The buyout talks come as new prime minister Yoshihide Suga calls on wireless carriers to lower prices, with the government hoping those savings will stimulate consumer spending elsewhere in the economy.
The former state monopoly still counts the government as its largest shareholder with a 34% stake.
On Tuesday, Chief Cabinet Secretary Katsunobu Kato reiterated the call for “visible progress on lowering mobile phone charges”.
NTT’s share price fell as much as 5.8% in Tokyo trade, while NTT Docomo was on track to end the day up 16%.
Mobile peers KDDI Corp and SoftBank Corp fell around 4%, with SoftBank touching record lows, as the telcos continue a slide which began when Suga’s predecessor Shinzo Abe announced his resignation on Aug. 28.
NTT spun off NTT Docomo in 1992 ahead of listing in 1998, as the government sought to stimulate competition in the telecoms sector. Buying it back would mark the end of a prominent “parent-child” listing that are frowned on in other economies but remain common in Japan.

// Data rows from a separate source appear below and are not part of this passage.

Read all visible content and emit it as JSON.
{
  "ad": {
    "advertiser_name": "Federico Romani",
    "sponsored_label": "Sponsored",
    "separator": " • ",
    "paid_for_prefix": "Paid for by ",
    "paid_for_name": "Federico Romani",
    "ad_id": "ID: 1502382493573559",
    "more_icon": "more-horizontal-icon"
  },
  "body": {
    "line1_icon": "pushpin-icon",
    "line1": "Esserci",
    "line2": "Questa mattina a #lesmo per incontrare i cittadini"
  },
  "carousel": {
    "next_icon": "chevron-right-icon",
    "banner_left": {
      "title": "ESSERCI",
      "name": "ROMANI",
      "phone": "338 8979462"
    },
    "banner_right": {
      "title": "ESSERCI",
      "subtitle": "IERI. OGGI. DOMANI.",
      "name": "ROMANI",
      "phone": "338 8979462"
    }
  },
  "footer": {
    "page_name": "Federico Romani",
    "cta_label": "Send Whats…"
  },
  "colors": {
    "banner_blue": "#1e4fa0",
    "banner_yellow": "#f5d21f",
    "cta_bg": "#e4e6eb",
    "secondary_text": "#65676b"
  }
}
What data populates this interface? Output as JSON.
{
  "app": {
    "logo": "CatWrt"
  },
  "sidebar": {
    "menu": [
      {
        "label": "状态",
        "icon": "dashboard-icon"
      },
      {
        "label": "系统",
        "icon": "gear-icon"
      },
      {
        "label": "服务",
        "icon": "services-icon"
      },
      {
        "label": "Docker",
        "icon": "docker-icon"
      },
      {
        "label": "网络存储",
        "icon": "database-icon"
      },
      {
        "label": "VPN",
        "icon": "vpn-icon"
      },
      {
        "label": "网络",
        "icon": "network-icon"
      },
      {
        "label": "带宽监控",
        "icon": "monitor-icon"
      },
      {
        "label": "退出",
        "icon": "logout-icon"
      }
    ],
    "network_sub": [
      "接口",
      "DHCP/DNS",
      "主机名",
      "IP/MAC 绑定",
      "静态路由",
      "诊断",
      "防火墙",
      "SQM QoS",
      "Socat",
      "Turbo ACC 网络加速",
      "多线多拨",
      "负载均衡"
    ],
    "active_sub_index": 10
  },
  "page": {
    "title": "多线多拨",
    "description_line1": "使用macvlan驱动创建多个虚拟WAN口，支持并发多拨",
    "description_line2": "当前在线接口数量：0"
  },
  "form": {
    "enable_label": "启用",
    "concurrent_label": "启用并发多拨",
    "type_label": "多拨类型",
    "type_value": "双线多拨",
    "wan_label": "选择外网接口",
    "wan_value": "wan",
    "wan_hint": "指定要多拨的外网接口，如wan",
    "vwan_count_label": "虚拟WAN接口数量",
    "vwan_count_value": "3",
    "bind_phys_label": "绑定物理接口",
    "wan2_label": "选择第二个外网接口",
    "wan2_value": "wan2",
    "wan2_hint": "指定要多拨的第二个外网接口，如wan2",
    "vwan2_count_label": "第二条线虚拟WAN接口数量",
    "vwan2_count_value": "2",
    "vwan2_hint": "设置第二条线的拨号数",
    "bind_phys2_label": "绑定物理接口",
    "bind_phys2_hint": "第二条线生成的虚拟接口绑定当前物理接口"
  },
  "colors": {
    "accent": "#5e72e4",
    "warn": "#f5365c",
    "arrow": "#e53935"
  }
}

At $38 billion, the potential tender offer would be Japan’s largest-ever and the year’s fifth-largest worldwide, Refinitiv data showed.

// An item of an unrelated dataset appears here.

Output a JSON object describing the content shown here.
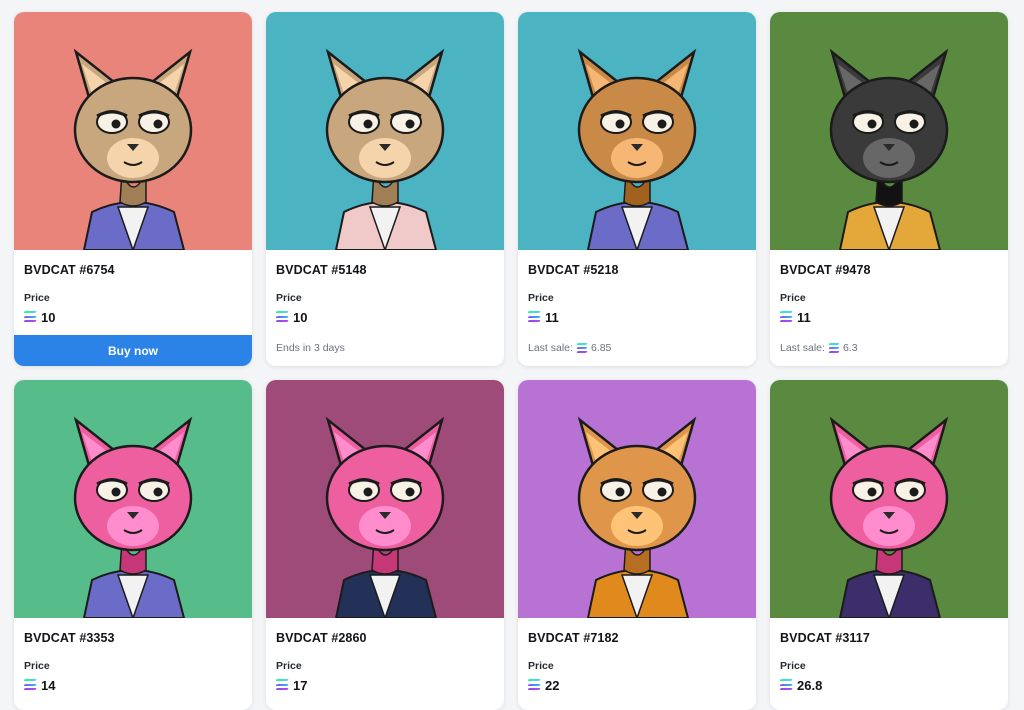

“Post acquisition, Docomo will no longer be answerable to shareholders. If the government instructs it to cut prices, it will oblige,” Jefferies analyst Atul Goyal wrote in a client note.
Government efforts to enhance competition include backing Rakuten Inc’s entry into the sector this year. The e-commerce firm’s low-cost plan model could suffer, however, should prices fall more broadly.
Meanwhile, government pricing pressure comes as carriers invest in building fifth-generation services widely seen as critical to ensuring Japan’s competitiveness.
The buyout “is driven more by the potential to develop 5G and IoT services than regulatory pressure,” said analyst Kirk Boodry at Redex Research, referring to the Internet of Things. The industry is seeking “new, less regulated revenue streams,” he said.
NTT Docomo is a popular stock among retail investors meaning its potential exit from the market will likely make a big impact, said analyst Ichiro Kurihara at Tachibana Securities.
NTT will fund the acquisition through loans from Japan’s three biggest banks, two people familiar with the matter told Reuters, declining to be identified as the matter was private. Mitsubishi UFJ Financial Group Inc will be the largest lender, the people said.
The banks declined to comment.
The total loan package including lending from others will total 4 trillion yen, Nikkei reported. NTT will later turn to longer-term loans and debt issuance, Nikkei said.
The telecoms firm had more than 1 trillion yen in cash and cash equivalents on its balance sheet at June-end.
NTT is due to hold a press conference at 0600 GMT.